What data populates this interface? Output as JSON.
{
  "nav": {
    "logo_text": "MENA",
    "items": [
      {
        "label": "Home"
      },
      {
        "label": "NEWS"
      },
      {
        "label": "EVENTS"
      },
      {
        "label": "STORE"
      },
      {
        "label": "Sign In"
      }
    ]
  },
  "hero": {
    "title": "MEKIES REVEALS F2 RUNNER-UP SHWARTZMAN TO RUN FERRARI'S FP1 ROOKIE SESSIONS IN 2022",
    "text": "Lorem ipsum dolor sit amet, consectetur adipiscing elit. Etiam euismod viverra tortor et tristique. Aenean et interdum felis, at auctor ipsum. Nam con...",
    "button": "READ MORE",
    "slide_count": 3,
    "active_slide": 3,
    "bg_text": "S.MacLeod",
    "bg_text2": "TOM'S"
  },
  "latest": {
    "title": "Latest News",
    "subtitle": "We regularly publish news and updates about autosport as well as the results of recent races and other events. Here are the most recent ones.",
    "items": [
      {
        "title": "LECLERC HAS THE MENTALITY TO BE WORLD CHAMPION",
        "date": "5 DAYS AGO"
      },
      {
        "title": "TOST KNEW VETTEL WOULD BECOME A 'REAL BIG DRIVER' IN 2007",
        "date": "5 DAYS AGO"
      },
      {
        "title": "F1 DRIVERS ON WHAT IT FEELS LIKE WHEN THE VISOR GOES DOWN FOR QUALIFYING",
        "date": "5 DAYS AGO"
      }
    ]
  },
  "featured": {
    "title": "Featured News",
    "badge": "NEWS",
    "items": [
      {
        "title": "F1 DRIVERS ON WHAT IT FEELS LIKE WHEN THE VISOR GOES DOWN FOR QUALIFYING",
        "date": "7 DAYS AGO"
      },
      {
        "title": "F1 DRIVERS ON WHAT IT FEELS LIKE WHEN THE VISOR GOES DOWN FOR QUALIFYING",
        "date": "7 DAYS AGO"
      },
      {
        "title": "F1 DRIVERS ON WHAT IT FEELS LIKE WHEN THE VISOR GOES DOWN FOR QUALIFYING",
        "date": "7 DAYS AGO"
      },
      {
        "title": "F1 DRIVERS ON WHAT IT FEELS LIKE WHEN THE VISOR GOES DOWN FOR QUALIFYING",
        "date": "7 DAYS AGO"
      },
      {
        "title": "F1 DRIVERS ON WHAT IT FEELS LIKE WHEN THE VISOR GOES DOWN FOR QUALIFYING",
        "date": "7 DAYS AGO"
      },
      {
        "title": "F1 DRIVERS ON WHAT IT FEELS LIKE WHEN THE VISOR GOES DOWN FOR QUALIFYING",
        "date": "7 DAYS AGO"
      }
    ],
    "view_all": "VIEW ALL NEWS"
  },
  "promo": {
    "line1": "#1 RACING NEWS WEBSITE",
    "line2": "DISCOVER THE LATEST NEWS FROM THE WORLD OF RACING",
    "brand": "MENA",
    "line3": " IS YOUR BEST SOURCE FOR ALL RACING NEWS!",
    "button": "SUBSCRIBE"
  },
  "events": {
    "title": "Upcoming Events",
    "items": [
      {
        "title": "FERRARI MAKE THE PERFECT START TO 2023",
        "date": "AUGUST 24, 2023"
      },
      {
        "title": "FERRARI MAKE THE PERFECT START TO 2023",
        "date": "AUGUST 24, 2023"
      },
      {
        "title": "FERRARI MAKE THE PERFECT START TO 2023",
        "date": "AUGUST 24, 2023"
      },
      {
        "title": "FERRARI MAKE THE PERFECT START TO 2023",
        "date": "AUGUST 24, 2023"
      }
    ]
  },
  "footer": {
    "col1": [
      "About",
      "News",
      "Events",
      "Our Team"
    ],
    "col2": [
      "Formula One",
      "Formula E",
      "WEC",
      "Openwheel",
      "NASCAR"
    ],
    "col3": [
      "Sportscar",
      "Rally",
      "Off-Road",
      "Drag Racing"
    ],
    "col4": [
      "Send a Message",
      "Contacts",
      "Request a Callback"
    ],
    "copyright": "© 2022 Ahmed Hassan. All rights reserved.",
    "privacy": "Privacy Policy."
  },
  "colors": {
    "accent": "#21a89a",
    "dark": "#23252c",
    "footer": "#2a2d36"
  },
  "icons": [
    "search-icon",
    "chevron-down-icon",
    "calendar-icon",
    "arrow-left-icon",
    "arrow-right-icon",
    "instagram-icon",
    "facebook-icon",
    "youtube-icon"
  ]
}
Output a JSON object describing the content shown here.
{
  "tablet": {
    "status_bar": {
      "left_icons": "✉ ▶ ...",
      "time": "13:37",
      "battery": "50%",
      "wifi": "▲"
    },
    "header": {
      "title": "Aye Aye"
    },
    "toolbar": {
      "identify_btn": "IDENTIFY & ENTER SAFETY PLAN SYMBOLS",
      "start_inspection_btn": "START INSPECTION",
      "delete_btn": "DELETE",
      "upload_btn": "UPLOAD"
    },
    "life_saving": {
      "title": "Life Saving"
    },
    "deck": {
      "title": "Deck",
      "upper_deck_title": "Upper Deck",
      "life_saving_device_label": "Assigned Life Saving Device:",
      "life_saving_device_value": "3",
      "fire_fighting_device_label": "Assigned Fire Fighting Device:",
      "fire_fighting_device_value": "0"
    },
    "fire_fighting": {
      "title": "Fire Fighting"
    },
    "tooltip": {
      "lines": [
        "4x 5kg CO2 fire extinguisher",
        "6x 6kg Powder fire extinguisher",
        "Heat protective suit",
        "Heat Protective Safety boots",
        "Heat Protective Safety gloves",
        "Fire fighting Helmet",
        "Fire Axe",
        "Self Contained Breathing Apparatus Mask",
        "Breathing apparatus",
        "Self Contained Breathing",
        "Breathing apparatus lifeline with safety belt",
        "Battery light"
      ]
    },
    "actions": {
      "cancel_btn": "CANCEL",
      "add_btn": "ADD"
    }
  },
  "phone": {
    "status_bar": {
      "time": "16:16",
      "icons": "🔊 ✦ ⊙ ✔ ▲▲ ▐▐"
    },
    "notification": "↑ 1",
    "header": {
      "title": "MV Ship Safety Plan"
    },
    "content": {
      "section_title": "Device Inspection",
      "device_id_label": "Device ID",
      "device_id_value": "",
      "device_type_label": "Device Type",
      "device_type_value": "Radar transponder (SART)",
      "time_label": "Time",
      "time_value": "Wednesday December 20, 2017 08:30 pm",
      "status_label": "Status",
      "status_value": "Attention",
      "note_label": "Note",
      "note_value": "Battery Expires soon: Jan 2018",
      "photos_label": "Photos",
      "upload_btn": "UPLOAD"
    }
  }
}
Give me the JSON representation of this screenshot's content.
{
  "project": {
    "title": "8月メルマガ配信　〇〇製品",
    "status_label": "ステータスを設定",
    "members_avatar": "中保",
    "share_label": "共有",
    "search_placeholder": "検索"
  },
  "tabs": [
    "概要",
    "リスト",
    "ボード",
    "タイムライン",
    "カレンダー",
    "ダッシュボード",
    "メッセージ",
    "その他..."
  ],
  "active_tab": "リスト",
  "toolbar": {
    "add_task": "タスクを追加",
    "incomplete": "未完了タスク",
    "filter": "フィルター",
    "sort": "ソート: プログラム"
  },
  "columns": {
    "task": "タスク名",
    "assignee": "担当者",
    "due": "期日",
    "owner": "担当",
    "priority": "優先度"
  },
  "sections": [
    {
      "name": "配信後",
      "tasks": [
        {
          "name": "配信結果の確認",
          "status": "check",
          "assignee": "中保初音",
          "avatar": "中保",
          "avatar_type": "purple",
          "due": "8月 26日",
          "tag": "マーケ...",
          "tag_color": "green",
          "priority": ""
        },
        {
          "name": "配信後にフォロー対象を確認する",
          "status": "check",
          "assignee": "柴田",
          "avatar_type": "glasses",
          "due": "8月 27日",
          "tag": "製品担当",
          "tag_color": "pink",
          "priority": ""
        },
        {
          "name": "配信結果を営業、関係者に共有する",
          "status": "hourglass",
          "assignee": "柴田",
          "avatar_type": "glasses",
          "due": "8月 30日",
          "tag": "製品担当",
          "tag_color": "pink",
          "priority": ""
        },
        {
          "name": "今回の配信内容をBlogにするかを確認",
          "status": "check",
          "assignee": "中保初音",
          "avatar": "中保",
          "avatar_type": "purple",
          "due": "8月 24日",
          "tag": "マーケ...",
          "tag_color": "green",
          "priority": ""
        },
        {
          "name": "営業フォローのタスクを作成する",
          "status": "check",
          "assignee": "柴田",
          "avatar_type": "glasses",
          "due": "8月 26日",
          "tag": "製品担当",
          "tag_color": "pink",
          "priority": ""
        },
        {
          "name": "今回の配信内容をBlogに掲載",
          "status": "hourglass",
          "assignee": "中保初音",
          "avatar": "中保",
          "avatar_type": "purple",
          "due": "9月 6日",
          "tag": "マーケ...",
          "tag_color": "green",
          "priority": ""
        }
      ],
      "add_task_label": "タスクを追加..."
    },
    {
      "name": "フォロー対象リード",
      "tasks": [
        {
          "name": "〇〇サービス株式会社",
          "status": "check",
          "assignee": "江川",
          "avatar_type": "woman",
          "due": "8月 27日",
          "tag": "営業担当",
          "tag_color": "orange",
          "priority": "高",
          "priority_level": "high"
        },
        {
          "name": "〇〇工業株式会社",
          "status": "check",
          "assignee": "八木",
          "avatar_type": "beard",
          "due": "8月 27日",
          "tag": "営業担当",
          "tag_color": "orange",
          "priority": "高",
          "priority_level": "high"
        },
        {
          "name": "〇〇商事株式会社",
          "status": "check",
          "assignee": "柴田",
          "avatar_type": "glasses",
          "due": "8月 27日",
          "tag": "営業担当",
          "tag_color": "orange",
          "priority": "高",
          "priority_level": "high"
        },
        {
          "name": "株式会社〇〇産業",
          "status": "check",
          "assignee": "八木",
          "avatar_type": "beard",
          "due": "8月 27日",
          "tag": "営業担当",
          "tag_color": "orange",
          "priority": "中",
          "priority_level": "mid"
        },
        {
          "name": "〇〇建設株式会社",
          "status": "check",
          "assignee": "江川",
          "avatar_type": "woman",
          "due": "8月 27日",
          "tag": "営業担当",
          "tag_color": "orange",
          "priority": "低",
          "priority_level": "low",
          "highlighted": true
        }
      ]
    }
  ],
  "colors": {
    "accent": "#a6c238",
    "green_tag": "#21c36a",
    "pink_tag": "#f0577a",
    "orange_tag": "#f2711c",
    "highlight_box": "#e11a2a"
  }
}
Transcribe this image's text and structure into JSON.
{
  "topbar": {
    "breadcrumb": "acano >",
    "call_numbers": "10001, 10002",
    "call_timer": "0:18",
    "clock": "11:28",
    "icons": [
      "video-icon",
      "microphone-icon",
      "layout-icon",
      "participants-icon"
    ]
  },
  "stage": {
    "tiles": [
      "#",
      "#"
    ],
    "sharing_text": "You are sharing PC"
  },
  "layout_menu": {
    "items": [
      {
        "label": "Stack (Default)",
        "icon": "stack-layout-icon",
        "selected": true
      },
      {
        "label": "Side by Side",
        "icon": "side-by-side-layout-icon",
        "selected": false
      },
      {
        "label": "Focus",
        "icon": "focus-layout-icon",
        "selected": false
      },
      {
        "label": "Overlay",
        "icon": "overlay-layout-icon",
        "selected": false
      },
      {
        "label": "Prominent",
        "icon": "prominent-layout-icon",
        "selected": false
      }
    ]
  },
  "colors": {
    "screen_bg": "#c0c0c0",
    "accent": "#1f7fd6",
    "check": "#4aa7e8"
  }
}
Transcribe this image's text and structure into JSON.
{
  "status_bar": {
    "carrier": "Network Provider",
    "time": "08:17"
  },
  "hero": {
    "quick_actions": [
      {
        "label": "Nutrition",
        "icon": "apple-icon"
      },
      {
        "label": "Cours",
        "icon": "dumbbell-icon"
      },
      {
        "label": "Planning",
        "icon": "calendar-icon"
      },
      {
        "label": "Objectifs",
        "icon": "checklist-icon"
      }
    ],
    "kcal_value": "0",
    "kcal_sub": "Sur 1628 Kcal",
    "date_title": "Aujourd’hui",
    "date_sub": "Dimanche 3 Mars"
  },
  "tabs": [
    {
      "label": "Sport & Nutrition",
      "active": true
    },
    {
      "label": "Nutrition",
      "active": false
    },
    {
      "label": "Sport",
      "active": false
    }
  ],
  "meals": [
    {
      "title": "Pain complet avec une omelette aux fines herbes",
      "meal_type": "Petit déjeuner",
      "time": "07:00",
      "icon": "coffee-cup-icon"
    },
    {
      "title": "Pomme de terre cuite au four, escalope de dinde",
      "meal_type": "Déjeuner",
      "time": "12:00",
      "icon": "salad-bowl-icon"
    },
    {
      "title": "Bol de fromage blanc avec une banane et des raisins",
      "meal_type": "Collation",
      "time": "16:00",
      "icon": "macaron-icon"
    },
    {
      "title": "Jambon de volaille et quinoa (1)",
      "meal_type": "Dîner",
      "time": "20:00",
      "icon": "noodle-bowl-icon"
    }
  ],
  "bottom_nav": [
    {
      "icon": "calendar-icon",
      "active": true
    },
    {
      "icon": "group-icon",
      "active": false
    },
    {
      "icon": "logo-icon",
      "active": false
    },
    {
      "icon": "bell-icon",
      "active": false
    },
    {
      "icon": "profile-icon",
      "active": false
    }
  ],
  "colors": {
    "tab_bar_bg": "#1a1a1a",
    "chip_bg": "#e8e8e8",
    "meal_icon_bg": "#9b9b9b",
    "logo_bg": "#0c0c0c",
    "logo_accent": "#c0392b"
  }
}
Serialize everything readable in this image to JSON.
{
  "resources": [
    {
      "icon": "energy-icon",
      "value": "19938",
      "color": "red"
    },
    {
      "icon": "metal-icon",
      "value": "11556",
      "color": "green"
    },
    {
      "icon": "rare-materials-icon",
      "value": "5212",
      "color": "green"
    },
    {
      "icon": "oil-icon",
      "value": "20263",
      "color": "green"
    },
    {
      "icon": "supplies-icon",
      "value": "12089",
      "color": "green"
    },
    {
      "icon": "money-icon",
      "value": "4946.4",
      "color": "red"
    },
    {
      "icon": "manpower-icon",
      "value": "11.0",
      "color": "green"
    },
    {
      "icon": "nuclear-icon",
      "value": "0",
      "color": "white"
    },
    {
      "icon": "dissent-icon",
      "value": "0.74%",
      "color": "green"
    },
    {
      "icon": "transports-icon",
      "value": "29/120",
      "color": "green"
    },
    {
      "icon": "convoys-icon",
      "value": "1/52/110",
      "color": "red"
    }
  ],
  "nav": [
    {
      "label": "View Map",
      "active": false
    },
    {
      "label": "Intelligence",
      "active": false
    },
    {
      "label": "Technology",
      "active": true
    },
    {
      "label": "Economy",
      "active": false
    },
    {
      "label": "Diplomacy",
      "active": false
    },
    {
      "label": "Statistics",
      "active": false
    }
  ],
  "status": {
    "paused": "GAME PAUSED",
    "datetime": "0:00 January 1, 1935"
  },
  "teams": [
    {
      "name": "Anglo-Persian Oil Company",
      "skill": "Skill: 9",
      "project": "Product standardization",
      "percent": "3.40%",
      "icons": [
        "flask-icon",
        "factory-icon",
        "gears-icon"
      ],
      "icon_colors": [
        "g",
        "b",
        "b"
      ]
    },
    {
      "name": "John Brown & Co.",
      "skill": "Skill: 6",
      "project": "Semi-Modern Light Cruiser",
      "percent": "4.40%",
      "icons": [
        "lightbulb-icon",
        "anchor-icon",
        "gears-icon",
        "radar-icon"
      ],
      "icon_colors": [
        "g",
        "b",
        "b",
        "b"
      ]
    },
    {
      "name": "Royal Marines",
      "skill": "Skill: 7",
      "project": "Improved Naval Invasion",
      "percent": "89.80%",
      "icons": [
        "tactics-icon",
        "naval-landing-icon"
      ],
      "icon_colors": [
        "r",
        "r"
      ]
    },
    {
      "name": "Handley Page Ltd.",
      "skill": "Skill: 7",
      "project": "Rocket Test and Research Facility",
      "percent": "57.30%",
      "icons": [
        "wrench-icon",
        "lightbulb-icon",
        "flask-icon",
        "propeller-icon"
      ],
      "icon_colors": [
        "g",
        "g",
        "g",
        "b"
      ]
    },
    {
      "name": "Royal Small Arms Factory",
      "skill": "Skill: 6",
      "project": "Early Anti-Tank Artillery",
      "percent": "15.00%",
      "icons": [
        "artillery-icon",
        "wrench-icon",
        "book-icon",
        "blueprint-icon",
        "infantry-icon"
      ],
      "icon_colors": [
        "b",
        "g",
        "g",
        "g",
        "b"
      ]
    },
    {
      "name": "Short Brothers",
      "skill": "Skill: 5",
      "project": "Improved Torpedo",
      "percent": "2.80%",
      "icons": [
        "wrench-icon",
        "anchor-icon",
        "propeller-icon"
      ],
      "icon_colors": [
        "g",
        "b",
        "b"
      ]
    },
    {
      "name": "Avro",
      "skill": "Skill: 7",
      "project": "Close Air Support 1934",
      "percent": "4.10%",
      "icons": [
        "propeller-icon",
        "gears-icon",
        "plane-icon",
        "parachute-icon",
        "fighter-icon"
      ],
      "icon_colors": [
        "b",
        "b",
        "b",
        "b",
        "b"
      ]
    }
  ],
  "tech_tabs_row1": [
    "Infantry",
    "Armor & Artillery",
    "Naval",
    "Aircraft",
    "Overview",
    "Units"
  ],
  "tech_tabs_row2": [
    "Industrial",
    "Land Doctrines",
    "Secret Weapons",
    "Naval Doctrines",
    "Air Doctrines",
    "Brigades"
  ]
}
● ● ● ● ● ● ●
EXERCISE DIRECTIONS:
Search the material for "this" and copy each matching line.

ANSWER FOR THE TASK:
What data populates this interface? Output as JSON.
Give me the JSON representation of this screenshot's content.
Transcribe this image's text and structure into JSON.
Transcribe this image's text and structure into JSON.
Serialize everything readable in this image to JSON.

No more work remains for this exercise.